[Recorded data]
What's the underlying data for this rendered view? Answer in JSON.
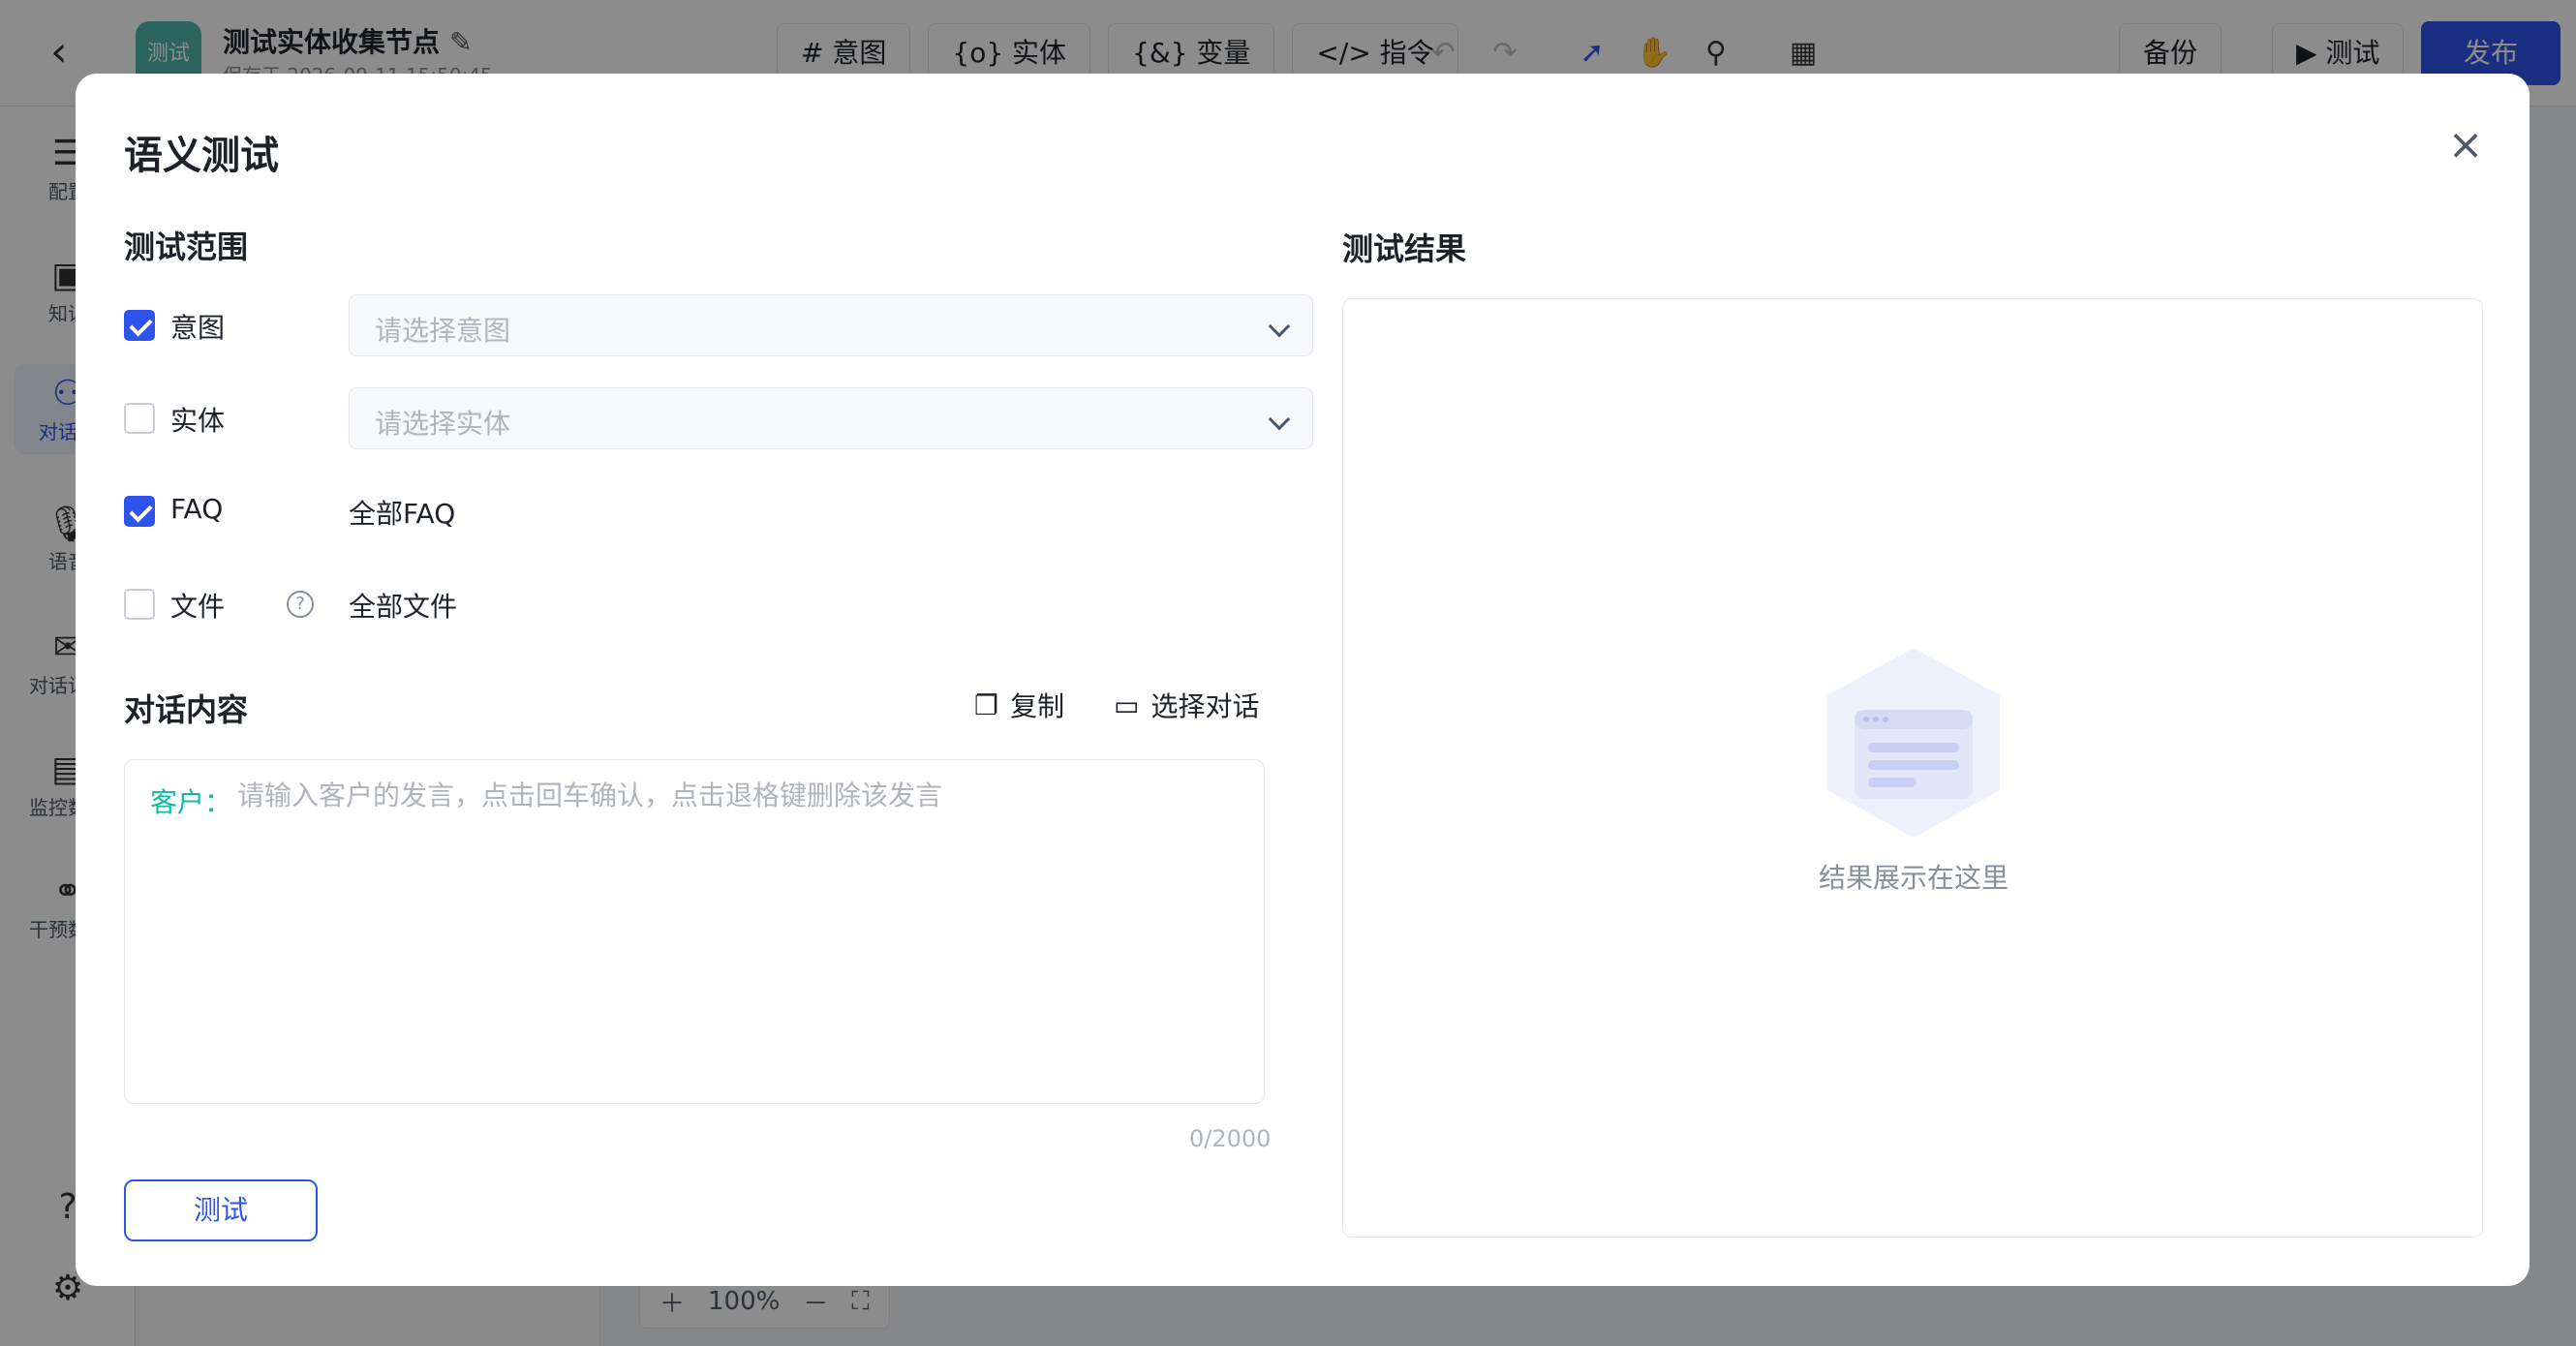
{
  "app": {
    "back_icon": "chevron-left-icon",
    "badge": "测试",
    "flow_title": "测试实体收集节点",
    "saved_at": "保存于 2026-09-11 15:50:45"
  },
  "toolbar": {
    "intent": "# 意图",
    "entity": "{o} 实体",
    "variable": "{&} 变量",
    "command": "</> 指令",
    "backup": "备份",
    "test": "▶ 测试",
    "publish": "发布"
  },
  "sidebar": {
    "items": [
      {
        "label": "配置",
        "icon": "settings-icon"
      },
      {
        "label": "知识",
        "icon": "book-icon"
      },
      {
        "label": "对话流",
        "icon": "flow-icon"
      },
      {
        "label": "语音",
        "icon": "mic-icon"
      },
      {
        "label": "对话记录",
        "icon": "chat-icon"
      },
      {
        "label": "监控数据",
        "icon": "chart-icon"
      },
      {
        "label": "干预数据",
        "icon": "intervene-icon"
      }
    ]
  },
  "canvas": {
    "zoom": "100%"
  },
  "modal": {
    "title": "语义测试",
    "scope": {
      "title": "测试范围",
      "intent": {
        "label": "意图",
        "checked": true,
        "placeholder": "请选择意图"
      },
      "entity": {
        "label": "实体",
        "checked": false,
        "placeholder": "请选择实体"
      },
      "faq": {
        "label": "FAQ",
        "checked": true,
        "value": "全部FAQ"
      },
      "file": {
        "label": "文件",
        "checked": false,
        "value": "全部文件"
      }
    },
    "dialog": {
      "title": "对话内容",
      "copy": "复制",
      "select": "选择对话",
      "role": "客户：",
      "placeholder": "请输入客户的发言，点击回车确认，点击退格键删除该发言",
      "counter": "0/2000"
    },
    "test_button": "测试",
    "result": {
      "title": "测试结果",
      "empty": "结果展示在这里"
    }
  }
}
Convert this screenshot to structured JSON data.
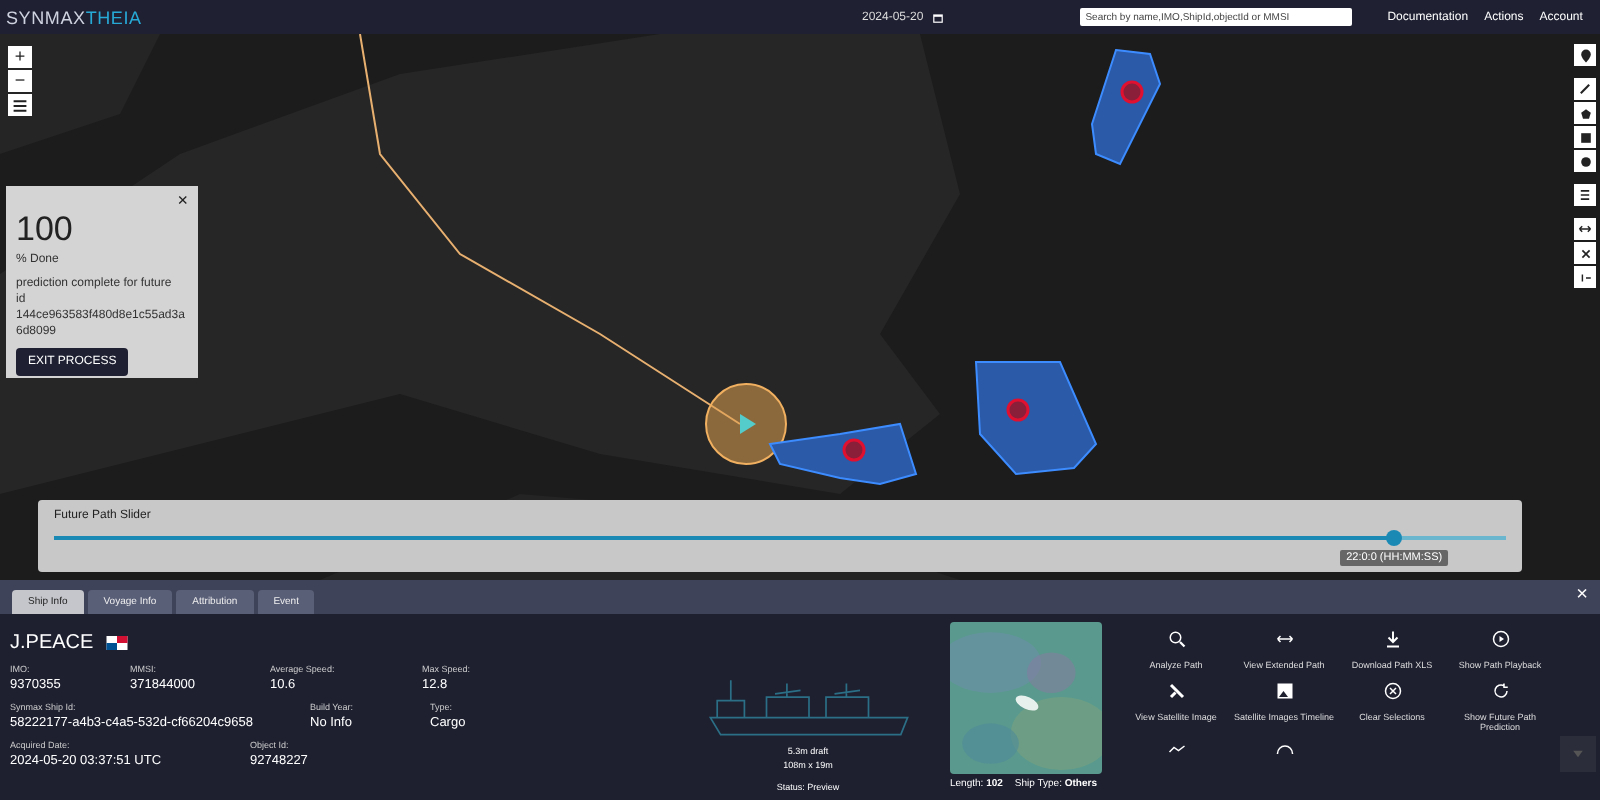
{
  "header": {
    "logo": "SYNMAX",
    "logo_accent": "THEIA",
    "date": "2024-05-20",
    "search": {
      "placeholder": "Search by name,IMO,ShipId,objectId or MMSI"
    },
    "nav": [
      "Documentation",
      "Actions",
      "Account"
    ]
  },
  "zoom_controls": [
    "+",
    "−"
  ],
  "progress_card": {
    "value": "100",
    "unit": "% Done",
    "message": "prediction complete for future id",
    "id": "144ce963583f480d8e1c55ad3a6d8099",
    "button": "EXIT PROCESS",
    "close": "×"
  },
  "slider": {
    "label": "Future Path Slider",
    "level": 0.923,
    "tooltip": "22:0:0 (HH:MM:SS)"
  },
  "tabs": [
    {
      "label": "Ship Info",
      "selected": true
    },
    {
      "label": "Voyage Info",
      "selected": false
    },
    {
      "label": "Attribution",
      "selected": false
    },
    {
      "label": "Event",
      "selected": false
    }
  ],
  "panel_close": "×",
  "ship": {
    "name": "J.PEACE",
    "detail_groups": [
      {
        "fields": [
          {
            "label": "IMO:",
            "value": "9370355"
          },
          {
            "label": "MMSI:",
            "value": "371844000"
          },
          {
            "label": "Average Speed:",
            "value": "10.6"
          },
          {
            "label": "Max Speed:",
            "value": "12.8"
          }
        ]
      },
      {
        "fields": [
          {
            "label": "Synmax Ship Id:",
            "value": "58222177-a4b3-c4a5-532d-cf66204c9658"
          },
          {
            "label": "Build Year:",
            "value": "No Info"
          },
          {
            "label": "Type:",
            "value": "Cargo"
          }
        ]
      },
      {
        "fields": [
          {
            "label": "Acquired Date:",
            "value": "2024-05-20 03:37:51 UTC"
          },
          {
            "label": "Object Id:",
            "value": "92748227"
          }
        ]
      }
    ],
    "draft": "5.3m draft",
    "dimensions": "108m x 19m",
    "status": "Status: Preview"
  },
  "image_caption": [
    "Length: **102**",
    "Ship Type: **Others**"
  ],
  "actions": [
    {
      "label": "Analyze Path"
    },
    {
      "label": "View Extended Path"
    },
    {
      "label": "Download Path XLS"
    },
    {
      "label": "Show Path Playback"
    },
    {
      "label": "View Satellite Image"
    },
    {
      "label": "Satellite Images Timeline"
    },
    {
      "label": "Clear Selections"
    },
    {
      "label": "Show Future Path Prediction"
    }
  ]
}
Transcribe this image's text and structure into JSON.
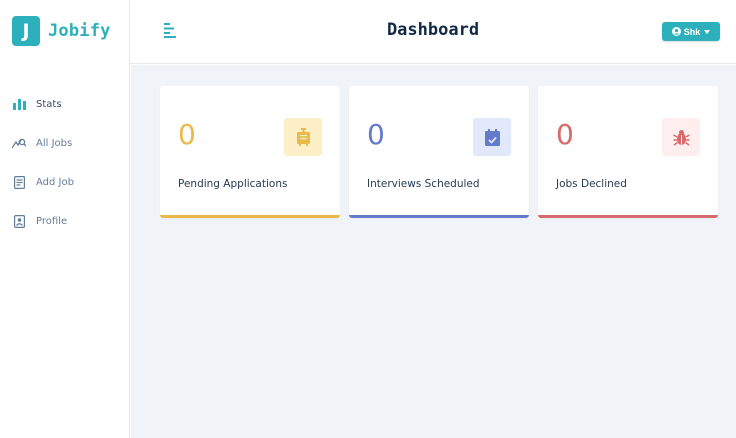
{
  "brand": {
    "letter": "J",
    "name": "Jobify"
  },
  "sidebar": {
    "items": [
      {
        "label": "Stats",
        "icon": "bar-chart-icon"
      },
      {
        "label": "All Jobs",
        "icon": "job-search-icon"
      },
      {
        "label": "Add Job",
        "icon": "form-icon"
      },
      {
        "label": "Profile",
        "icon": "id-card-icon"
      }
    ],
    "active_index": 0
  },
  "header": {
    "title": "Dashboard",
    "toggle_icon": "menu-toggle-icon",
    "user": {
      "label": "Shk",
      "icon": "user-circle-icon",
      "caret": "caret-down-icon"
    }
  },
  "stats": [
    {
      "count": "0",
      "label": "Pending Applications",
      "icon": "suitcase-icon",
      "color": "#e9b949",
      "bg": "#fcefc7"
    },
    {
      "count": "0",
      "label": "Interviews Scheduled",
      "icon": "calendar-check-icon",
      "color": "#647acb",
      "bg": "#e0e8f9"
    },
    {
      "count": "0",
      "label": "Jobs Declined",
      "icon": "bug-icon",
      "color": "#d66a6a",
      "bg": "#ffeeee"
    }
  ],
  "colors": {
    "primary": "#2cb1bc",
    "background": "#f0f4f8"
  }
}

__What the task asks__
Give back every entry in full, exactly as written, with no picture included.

__Expected answer__
What's the underlying data for this rendered view? Answer in JSON.
{
  "app": {
    "back_icon": "chevron-left-icon",
    "badge": "测试",
    "flow_title": "测试实体收集节点",
    "saved_at": "保存于 2026-09-11 15:50:45"
  },
  "toolbar": {
    "intent": "# 意图",
    "entity": "{o} 实体",
    "variable": "{&} 变量",
    "command": "</> 指令",
    "backup": "备份",
    "test": "▶ 测试",
    "publish": "发布"
  },
  "sidebar": {
    "items": [
      {
        "label": "配置",
        "icon": "settings-icon"
      },
      {
        "label": "知识",
        "icon": "book-icon"
      },
      {
        "label": "对话流",
        "icon": "flow-icon"
      },
      {
        "label": "语音",
        "icon": "mic-icon"
      },
      {
        "label": "对话记录",
        "icon": "chat-icon"
      },
      {
        "label": "监控数据",
        "icon": "chart-icon"
      },
      {
        "label": "干预数据",
        "icon": "intervene-icon"
      }
    ]
  },
  "canvas": {
    "zoom": "100%"
  },
  "modal": {
    "title": "语义测试",
    "scope": {
      "title": "测试范围",
      "intent": {
        "label": "意图",
        "checked": true,
        "placeholder": "请选择意图"
      },
      "entity": {
        "label": "实体",
        "checked": false,
        "placeholder": "请选择实体"
      },
      "faq": {
        "label": "FAQ",
        "checked": true,
        "value": "全部FAQ"
      },
      "file": {
        "label": "文件",
        "checked": false,
        "value": "全部文件"
      }
    },
    "dialog": {
      "title": "对话内容",
      "copy": "复制",
      "select": "选择对话",
      "role": "客户：",
      "placeholder": "请输入客户的发言，点击回车确认，点击退格键删除该发言",
      "counter": "0/2000"
    },
    "test_button": "测试",
    "result": {
      "title": "测试结果",
      "empty": "结果展示在这里"
    }
  }
}
Convert this screenshot to structured JSON data.
{
  "header": {
    "logo": "SYNMAX",
    "logo_accent": "THEIA",
    "date": "2024-05-20",
    "search": {
      "placeholder": "Search by name,IMO,ShipId,objectId or MMSI"
    },
    "nav": [
      "Documentation",
      "Actions",
      "Account"
    ]
  },
  "zoom_controls": [
    "+",
    "−"
  ],
  "progress_card": {
    "value": "100",
    "unit": "% Done",
    "message": "prediction complete for future id",
    "id": "144ce963583f480d8e1c55ad3a6d8099",
    "button": "EXIT PROCESS",
    "close": "×"
  },
  "slider": {
    "label": "Future Path Slider",
    "level": 0.923,
    "tooltip": "22:0:0 (HH:MM:SS)"
  },
  "tabs": [
    {
      "label": "Ship Info",
      "selected": true
    },
    {
      "label": "Voyage Info",
      "selected": false
    },
    {
      "label": "Attribution",
      "selected": false
    },
    {
      "label": "Event",
      "selected": false
    }
  ],
  "panel_close": "×",
  "ship": {
    "name": "J.PEACE",
    "detail_groups": [
      {
        "fields": [
          {
            "label": "IMO:",
            "value": "9370355"
          },
          {
            "label": "MMSI:",
            "value": "371844000"
          },
          {
            "label": "Average Speed:",
            "value": "10.6"
          },
          {
            "label": "Max Speed:",
            "value": "12.8"
          }
        ]
      },
      {
        "fields": [
          {
            "label": "Synmax Ship Id:",
            "value": "58222177-a4b3-c4a5-532d-cf66204c9658"
          },
          {
            "label": "Build Year:",
            "value": "No Info"
          },
          {
            "label": "Type:",
            "value": "Cargo"
          }
        ]
      },
      {
        "fields": [
          {
            "label": "Acquired Date:",
            "value": "2024-05-20 03:37:51 UTC"
          },
          {
            "label": "Object Id:",
            "value": "92748227"
          }
        ]
      }
    ],
    "draft": "5.3m draft",
    "dimensions": "108m x 19m",
    "status": "Status: Preview"
  },
  "image_caption": [
    "Length: **102**",
    "Ship Type: **Others**"
  ],
  "actions": [
    {
      "label": "Analyze Path"
    },
    {
      "label": "View Extended Path"
    },
    {
      "label": "Download Path XLS"
    },
    {
      "label": "Show Path Playback"
    },
    {
      "label": "View Satellite Image"
    },
    {
      "label": "Satellite Images Timeline"
    },
    {
      "label": "Clear Selections"
    },
    {
      "label": "Show Future Path Prediction"
    }
  ]
}
Transcribe this image's text and structure into JSON.
{
  "brand": {
    "letter": "J",
    "name": "Jobify"
  },
  "sidebar": {
    "items": [
      {
        "label": "Stats",
        "icon": "bar-chart-icon"
      },
      {
        "label": "All Jobs",
        "icon": "job-search-icon"
      },
      {
        "label": "Add Job",
        "icon": "form-icon"
      },
      {
        "label": "Profile",
        "icon": "id-card-icon"
      }
    ],
    "active_index": 0
  },
  "header": {
    "title": "Dashboard",
    "toggle_icon": "menu-toggle-icon",
    "user": {
      "label": "Shk",
      "icon": "user-circle-icon",
      "caret": "caret-down-icon"
    }
  },
  "stats": [
    {
      "count": "0",
      "label": "Pending Applications",
      "icon": "suitcase-icon",
      "color": "#e9b949",
      "bg": "#fcefc7"
    },
    {
      "count": "0",
      "label": "Interviews Scheduled",
      "icon": "calendar-check-icon",
      "color": "#647acb",
      "bg": "#e0e8f9"
    },
    {
      "count": "0",
      "label": "Jobs Declined",
      "icon": "bug-icon",
      "color": "#d66a6a",
      "bg": "#ffeeee"
    }
  ],
  "colors": {
    "primary": "#2cb1bc",
    "background": "#f0f4f8"
  }
}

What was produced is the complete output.